Apache Kafka is an open-source, distributed event-streaming platform, or message queuing system. Kafka provides real-time data analysis that runs on servers and clients, either locally or in the cloud, on Linux, Windows, or Mac platforms. Kafka’s messages are persisted on disk and replicated within the cluster to prevent data loss.
Some typical Kafka use cases are stream processing, log aggregation, data ingestion to Spark or Hadoop, error recovery, etc.
One of the main differences between Kafka and other Pub/Sub providers is that Kafka maintains a persistent event store and allows consumers to re-read events
There are four main components:
- The Producer – The client apps that write their Events, or Topics, to the Kafka queue.
- The Topic – Topics are the Events that Kafka stores. They are multi-producer, multi-subscriber (Consumer), decoupled, and can have any number of subscribers or none at all.
- The Broker – Each Broker is a Kafka server that organizes and sequentially stores incoming Events by Topic and stores them on disk in Segmented Partitions.
- Consumer – The apps that subscribe to Kafka Topics.
A Kafka cluster is made of one or more servers, called Brokers. Topics live in one or more Partitions on one or more Brokers.
As Producers write events to the Topic queues, the Brokers store the message in Segments within their Partitions according to Topic ID. Kafka always writes Event messages into any Partition configured for that Topic ID, on any Broker. Because the save is spread across all Brokers that service that Topic ID and the data is written non-sequentially into Segments within those Partitions, there is no single Broker or Partition that contains the full, sequential list of Events for that Topic. Each Partition only holds a subset of Event records in its Segments.

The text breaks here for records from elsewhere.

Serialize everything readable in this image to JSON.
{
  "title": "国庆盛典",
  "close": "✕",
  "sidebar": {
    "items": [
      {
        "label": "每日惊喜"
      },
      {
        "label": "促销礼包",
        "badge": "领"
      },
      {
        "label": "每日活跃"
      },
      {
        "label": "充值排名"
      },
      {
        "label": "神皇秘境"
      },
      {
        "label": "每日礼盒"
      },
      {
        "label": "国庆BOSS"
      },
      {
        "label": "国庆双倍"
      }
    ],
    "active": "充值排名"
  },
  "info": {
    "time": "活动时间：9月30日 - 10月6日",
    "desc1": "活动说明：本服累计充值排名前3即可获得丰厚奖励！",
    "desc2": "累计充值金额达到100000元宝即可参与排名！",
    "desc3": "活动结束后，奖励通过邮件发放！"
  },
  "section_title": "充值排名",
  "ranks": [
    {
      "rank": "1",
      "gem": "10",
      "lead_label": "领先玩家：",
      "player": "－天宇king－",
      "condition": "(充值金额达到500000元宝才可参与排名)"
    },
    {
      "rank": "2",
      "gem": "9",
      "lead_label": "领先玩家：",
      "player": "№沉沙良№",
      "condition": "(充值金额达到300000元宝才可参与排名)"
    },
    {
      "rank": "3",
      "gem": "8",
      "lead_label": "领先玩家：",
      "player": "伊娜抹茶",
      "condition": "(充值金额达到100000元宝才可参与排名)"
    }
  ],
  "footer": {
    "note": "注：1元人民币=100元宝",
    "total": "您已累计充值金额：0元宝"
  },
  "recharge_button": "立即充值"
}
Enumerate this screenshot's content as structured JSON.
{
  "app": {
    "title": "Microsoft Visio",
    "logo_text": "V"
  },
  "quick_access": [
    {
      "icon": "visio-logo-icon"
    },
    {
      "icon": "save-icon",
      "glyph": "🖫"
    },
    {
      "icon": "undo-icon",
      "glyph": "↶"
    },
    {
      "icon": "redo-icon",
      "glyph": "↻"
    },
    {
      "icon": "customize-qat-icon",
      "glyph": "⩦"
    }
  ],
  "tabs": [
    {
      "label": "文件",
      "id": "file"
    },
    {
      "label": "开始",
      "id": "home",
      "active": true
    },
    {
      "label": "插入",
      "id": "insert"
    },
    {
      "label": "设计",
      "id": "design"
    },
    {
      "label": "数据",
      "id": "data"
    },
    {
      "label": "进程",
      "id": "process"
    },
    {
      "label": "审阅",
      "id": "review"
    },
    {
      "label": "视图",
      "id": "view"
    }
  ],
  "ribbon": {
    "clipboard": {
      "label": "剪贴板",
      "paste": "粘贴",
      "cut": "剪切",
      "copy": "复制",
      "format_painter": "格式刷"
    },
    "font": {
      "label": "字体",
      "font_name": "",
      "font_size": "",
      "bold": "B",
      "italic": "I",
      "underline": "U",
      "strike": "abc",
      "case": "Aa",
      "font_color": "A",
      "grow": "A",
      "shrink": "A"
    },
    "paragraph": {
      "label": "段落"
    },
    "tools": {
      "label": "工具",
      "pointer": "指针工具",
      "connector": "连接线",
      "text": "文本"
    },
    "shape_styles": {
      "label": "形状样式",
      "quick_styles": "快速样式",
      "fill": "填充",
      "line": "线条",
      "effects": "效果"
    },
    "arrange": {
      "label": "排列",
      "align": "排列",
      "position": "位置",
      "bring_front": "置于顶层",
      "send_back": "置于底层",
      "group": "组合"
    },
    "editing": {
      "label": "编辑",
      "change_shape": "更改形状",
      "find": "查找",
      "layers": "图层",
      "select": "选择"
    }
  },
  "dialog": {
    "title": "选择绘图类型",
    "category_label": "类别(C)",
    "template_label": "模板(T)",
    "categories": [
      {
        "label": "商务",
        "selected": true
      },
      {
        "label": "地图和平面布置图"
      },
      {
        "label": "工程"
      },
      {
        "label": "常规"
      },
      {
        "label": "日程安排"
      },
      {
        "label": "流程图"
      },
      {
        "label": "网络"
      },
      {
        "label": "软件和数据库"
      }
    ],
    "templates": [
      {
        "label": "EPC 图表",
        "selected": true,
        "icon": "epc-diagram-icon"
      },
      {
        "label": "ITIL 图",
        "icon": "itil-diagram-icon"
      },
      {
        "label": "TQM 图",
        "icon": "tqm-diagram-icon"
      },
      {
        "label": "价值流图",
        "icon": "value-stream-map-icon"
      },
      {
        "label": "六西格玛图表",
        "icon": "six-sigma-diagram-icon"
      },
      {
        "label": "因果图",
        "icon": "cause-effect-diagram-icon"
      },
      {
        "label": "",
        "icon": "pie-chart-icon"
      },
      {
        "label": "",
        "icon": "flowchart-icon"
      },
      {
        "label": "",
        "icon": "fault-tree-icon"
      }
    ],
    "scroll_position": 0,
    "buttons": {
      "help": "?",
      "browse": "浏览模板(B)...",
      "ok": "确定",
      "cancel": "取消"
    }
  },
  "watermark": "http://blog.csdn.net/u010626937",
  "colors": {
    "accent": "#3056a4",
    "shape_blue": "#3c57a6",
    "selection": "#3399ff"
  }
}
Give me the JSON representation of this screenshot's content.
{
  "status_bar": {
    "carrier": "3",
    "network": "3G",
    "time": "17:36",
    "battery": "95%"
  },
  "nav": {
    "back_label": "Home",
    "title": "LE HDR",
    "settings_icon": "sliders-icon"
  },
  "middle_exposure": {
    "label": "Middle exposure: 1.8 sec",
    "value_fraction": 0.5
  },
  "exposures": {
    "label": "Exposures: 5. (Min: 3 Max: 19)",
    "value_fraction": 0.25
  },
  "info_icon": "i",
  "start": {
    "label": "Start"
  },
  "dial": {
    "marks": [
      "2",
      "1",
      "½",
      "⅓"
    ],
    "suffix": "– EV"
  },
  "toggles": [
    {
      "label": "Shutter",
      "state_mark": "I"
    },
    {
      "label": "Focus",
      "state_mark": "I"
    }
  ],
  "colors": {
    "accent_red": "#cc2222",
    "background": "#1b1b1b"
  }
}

Producers are client applications writing Topics to the Kafka Cluster.
Brokers receive event streams from Producers and store them sequentially by Topic ID in one or more Partitions across one or more Brokers. Each Broker can handle many Partitions in its storage. All received messages are stored with an Offset ID.
For example, when receiving three events on a given Broker having three partitions, the Broker could store those Events to Partitions in this order 2, 1, and 3, while another Broker in the cluster could store them to 3, 2, and1. Because the writes to Partitions within Brokers are ad hoc, the individual Segments in any one Partition do not contain a sequential string of events. However, on retrieval, Kafka provides those records in their correct order by using their Broker-assigned Offset ID.
Additionally, you can configure the Event retention as suitable for the application.
Kafka organizes events by Topic and may store a Topic in multiple Partitions on multiple Brokers. This provides reliability and also enhances performance by avoiding the I/O bottlenecks that using a single Broker might entail, by spreading the store action across multiple computers.Topics are assigned Topic IDs.
Consumers are apps that read Topic information from Kafka queues. Consumers automatically retrieve new messages as they arrive in the queue.
- I/O Performance – Non-sequentially writing Event records to multiple Brokers/Partitions avoids I/O bottlenecks that could occur if they were written sequentially into a single Partition.
- Scalability – Kafka scales horizontally by increasing the number of Brokers in the cluster.
- Data Redundancy – You can configure Kafka to write each event to multiple brokers.
- High-Concurrency, low-latency, high-throughput
- Message Broker Capabilities
- Batch Handling Capability (providing ETL-like functionality)
- Persistent by default
Advantages of Apache Kafka
Real-time data analysis provides faster insights into your data allowing faster response times. For example, to make predictions about what should be stocked, promoted, or pulled from the shelves, based on the most up-to-date information possible.
Even on very large systems, Kafka operates very quickly. You can stream all data in real time to make decisions based on current information, rather than waiting until the data has been obtained, aggregated, and analyzed, which is the case for many companies with large datasets.
Kafka is written in Java, so it is easier to learn.
Use Cases for Kafka
Kafka is used for:
- Stream processing
- Website activity tracking
- Metrics collection and monitoring
- Log aggregation
- Real-time analytics
- Common Extensibility Platform support (CEP)
- Ingesting data into Spark
- Ingesting data into Hadoop
- Command Query Responsibility Segregation support (CQRS)
- Replay messages
- Error recovery
- Guaranteed distributed commit log for in-memory computing (microservices)
InRhythm University Lightning Talk: Lightning Talk / Kafka / February 3rd 2022 / Kyle Pollack
Apache Kafka: https://kafka.apache.org